Post # 1
I’m having Texas-style BBQ for the reception inside an airplane hangar. It’s messy! I just can’t picture it on top of china, charger plates and linen napkins. Is it tacky to have Chinet paper plates and high-quality paper napkins? We’ll still have formal table clothes, wine glasses, etc.
Post # 3
We’re doing a BBQ as well, and serving steak and baked potato. I’m having real plates but not china and linen napkins. I can’t quite see it with a charger, though. But are paper napkins and paper plates tacky? No. Sometimes it’s practical. It’s only tacky if you let it be.
Post # 4
I am also doing BBQ and we haven’t decided on plates or cutlery (most likely will use clear acrylic plates, etc). I know for sure that I am personalizing high-quality paper napkins with stamps and pigment inks. Am also considering making bibs and having them laid out at all the place settings. My friends and family are super laid back theatre folk and I am sure we will get gobs of great photos of them with ribs n’ bibs.
Post # 5
I think you should go for real plates (but not china) with the nice paper napkins. I think the paper napkins are smart, and aren’t that noticably different from the linen. The plates, however, should at least be real plates to keep the formality up a little. After all, at a nice BBQ restaurant, they use real plates!
Post # 6
If you want paper plates then do that. When you go to a bbq restaurant, they serve you on china (not formal but average white dinner plates) with paper towels. Is that weird at all? No. So using regular dinner plates is fine if you choose to go that route. Either is fine but paper plates and formal tablecloths don’t mix. Plus, bbq can be eaten with a fork and knife and isn’t that messy unless you are eating with your hands only.

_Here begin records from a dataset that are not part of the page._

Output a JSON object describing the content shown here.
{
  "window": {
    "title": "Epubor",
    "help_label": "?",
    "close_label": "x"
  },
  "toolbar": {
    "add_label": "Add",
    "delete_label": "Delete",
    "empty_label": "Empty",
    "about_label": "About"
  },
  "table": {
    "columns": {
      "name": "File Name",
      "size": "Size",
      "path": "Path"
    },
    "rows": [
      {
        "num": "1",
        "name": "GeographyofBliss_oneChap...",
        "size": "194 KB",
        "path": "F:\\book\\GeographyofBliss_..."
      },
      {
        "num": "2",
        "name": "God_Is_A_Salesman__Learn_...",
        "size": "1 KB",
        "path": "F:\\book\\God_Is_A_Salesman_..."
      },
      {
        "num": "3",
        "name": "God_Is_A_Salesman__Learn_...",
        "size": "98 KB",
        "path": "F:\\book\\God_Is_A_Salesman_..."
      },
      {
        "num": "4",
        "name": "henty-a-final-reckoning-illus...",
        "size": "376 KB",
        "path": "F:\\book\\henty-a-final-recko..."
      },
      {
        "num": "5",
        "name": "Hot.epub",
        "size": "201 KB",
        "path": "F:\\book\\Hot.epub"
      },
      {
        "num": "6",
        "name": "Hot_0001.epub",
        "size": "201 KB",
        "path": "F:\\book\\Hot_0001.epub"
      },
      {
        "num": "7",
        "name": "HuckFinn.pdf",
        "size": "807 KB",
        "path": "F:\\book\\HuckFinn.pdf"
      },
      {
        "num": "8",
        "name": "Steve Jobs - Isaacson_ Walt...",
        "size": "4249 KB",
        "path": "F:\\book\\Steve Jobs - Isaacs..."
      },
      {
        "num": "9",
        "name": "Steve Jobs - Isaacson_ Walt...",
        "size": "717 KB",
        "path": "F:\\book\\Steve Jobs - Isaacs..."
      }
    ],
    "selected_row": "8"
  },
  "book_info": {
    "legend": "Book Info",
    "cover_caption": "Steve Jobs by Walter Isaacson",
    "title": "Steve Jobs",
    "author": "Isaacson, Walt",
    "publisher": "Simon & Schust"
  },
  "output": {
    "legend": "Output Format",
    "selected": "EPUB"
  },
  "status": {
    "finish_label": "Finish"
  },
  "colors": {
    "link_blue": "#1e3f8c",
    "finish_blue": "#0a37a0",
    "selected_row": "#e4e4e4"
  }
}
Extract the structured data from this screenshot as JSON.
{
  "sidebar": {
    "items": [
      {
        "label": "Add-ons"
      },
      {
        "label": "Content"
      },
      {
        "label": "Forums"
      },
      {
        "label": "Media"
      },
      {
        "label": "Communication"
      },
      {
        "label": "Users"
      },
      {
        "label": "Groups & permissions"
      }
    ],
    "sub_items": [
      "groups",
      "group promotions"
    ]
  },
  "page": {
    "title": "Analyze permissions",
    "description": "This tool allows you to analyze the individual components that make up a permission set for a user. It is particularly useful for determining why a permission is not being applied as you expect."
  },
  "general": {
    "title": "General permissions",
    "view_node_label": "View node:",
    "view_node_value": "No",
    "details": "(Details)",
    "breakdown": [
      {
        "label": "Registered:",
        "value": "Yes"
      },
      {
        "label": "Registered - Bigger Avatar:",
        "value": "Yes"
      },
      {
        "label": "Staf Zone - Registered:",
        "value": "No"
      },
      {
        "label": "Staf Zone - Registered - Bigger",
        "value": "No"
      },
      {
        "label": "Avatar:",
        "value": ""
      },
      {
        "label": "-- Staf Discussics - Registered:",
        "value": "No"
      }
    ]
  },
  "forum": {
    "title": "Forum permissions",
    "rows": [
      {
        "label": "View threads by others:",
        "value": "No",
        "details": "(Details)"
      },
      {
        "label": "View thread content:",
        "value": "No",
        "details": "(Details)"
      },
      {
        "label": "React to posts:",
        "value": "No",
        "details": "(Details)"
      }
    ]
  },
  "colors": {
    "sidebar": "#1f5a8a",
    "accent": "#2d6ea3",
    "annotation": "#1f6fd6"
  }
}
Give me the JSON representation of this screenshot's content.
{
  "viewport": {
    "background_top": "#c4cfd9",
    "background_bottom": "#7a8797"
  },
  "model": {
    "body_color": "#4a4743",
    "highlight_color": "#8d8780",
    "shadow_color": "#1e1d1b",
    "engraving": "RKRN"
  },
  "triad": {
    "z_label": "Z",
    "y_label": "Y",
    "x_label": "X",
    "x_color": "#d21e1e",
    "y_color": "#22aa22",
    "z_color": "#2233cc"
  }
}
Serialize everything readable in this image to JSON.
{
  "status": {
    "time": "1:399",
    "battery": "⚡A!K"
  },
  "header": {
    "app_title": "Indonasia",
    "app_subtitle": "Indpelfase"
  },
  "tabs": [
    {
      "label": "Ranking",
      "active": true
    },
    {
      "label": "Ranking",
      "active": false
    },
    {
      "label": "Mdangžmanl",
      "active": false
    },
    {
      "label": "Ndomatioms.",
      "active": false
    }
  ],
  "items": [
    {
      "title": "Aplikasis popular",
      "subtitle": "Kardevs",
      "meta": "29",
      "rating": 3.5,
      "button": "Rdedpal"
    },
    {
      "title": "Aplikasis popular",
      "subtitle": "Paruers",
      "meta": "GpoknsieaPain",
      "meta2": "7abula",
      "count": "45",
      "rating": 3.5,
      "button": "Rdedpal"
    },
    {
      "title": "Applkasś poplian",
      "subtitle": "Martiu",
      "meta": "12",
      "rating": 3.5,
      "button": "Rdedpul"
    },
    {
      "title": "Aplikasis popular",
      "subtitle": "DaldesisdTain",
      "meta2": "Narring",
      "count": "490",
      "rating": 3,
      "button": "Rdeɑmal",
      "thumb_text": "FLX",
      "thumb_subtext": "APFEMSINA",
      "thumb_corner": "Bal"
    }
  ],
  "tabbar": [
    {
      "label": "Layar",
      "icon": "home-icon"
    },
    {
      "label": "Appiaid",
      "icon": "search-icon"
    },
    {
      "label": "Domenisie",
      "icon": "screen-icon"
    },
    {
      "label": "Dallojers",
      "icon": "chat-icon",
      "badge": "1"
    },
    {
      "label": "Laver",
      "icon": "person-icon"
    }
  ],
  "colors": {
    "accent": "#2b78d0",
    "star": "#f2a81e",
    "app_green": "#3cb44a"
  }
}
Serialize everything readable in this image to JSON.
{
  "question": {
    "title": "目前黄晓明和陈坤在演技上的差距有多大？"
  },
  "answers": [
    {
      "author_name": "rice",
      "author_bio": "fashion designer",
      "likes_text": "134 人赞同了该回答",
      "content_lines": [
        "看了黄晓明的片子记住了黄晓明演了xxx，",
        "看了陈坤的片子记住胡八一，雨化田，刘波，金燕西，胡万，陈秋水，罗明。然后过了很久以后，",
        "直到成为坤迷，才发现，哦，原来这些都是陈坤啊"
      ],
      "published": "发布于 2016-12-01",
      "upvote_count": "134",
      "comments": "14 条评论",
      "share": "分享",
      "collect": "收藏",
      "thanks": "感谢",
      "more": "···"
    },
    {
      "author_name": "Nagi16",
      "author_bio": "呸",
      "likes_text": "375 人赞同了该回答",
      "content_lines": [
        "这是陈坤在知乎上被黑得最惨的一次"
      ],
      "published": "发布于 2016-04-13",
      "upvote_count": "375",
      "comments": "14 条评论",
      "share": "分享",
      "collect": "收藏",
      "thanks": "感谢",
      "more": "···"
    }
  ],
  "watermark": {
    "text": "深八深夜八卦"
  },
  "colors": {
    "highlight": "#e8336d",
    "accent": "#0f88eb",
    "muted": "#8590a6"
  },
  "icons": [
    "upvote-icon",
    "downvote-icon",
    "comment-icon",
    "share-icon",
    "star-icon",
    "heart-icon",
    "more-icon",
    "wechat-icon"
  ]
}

Post # 7
Were doing Tx style BBQ in Tx! We are using the dishes from the B&B where we are having the reception/wedding. I opted out of fine china just because I don’t think the two really go together!
Post # 8
There are so many cute designer paper napkins out there, I really don’t think it matters if you don’t do cloth napkins. I agree with the other posters that you should do real plates and cutlery but not because I find paper plates tacky but because it’s just more comfortable for people. If I’m sitting down to eat a meal with other people, I’d just rather it be on a real plate with real cutlery. If you keep things colourful but simple, you can achieve a BBQ look that’s still got some style. My wedding was a BBQ reception at my Mum’s house and I got lots of compliments on taking that approach with the decor. Sometimes I wish we’d done more, but that’s only because I read wedding blogs….normal people’s expectations are lower!!:-)
Post # 9
I will be having a BBQ reception next September. At our local party store you can purchase plastic ware that looks just like Silver ware. I love it! I want it to be casual but classy! Paper napkins aren’t cheesy, think of looking on Ebay for personalized napkins.
Post # 10
I am another BBQ bride! As of now we are plates and silverware from the catering company — and i am actually making cloth napkins w/ my mom… a whole adventure we just started this week (especially since I am doing a diy stencil). Anyway – I think that Chinet is great! i don’t think people will remember that they are eating on chinet w/ amazing BBQ on their lips! The local BBQ place (that is actually catering) has that paper towel roll on the table. I think that if you did this w/ a good-looking holder – it would be great. I am going to include wipes in some way — i haven’t figured it out yet but i might do an individually packaged one at the place setting & then some in a basket near the bar(???)
@lishabelle22 i am envious of your vintage plates. I had my heart set on this… and still might come back to it, but was discouraged after seeing prices at fleamarkets and yard sales. We will have approx. 150. Do you mind me asking where you are getting it from & if you are paying a fortune?
Post # 11
@vanillabean: LOVE your handmade cloth napkins! i wanted to do that so badly but my husband is in the army and we’re stationed overseas and dont have the time/resources to do it now 🙁 the vintage china took quite a while to collect, i wont lie but we did finish in time. we collected two sizes, one large dinner plate size for the meal and then another smaller size (bigger than a saucer but smaller than a salad plate) for cake. we looked around at every single thrift store type place we came across in alabama, tennessee, and florida and passed up a lot of pretty plates if they were overpriced. in the beginning, we were able to be really strict with our prices and wouldnt pay more than 20 cents for small plates and no more than like 40 cents for the big ones, but as time wound down we started getting nervous and got a little weak, generally spending around 60-70 cents per plate (big ones). the small plates were so easy to find, we got enough of those in about half the time it took us to get the big ones. i think we were a little lucky being from the southeast, where antique/thrift stores run rampant, i had my bridesmaids in california on the lookout too and they were SO much more expensive for the exact same china designs i’d found in alabama. literally like $3 for a plate i paid 30 cents for…